National Highway Traffic Safety Administration April 6, 2007 – Federal Register Recent Federal Regulation Documents

Federal Motor Vehicle Safety Standards; Electronic Stability Control Systems; Controls and Displays
Document Number: 07-1649
Type: Rule
Date: 2007-04-06
Agency: National Highway Traffic Safety Administration, Department of Transportation

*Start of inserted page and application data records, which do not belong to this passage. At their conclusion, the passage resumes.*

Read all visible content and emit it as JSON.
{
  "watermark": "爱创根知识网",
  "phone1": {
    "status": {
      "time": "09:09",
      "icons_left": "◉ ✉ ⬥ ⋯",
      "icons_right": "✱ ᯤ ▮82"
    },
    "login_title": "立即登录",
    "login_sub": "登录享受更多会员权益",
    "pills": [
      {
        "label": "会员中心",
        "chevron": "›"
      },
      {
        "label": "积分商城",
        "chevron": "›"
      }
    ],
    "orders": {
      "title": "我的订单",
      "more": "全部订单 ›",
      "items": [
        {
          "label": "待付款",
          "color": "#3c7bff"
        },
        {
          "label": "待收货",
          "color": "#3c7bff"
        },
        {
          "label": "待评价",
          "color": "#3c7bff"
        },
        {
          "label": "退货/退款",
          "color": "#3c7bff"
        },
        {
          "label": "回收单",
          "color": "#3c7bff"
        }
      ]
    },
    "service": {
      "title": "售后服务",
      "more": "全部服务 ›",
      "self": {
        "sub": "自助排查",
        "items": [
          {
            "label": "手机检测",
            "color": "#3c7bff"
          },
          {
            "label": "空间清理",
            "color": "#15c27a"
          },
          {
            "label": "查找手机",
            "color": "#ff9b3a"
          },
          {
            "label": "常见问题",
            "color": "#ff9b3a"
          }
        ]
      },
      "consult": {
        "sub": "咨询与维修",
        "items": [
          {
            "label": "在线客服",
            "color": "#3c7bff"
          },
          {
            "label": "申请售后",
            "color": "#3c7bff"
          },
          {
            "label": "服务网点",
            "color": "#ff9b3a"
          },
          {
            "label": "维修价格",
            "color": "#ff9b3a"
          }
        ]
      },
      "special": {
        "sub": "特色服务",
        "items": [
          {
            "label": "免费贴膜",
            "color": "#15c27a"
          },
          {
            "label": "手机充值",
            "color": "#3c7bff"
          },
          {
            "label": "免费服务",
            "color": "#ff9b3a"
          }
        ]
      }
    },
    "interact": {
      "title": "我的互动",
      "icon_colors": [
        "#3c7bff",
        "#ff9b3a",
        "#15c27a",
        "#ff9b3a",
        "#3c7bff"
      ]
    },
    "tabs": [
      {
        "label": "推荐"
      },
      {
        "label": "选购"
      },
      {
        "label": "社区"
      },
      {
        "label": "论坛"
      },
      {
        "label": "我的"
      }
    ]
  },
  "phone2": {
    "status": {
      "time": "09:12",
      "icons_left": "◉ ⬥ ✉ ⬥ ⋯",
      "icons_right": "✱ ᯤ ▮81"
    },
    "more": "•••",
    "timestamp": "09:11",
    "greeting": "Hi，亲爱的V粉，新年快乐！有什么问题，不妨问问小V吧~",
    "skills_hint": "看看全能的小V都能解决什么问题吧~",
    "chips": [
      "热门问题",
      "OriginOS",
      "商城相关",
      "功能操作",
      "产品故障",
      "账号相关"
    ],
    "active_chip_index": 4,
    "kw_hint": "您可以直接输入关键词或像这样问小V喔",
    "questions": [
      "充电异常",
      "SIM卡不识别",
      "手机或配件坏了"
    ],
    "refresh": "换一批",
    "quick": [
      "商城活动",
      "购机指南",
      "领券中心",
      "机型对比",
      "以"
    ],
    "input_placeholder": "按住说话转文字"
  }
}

As part of a comprehensive plan for reducing the serious risk of rollover crashes and the risk of death and serious injury in those crashes, this document establishes a new Federal motor vehicle safety standard (FMVSS) No. 126 to require electronic stability control (ESC) systems on passenger cars, multipurpose passenger vehicles, trucks, and buses with a gross vehicle weight rating of 4,536 Kg (10,000 pounds) or less. ESC systems use automatic computer-controlled braking of individual wheels to assist the driver in maintaining control in critical driving situations in which the vehicle is beginning to lose directional stability at the rear wheels (spin out) or directional control at the front wheels (plow out). Preventing single-vehicle loss-of-control crashes is the most effective way to reduce deaths resulting from rollover crashes. This is because most loss-of-control crashes culminate in the vehicle leaving the roadway, which dramatically increases the probability of a rollover. Based on the best available data, drawn from crash data studies, NHTSA estimates that the installation of ESC will reduce single-vehicle crashes of passenger cars by 34 percent and single vehicle crashes of sport utility vehicles (SUVs) by 59 percent, with a much greater reduction of rollover crashes. NHTSA estimates that ESC has the potential to prevent 71 percent of the passenger car rollovers and 84 percent of the SUV rollovers that would otherwise occur in single-vehicle crashes. NHTSA estimates that ESC would save 5,300 to 9,600 lives and prevent 156,000 to 238,000 injuries in all types of crashes annually once all light vehicles on the road are equipped with ESC systems. The agency further anticipates that ESC systems would substantially reduce (by 4,200 to 5,500) the more than 10,000 deaths each year on American roads resulting from rollover crashes. Manufacturers equipped about 29 percent of model year (MY) 2006 light vehicles sold in the U.S. with ESC, and intend to increase the percentage to 71 percent by MY 2011. This rule requires installation of ESC in 100 percent of light vehicles by MY 2012 (with exceptions for some vehicles manufactured in stages or by small volume manufacturers). Once all light vehicles in the fleet have ESC, of the overall projected annual 5,300 to 9,600 highway deaths and 156,000 to 238,000 injuries prevented by stability control systems installed either voluntarily or under this rulemaking, we would attribute 1,547 to 2,534 prevented fatalities (including 1,171 to 1,465 involving rollover) to this rulemaking, in addition to the prevention of 46,896 to 65,801 injuries by increasing the percentage of light vehicles with ESC from 71 percent to 100 percent.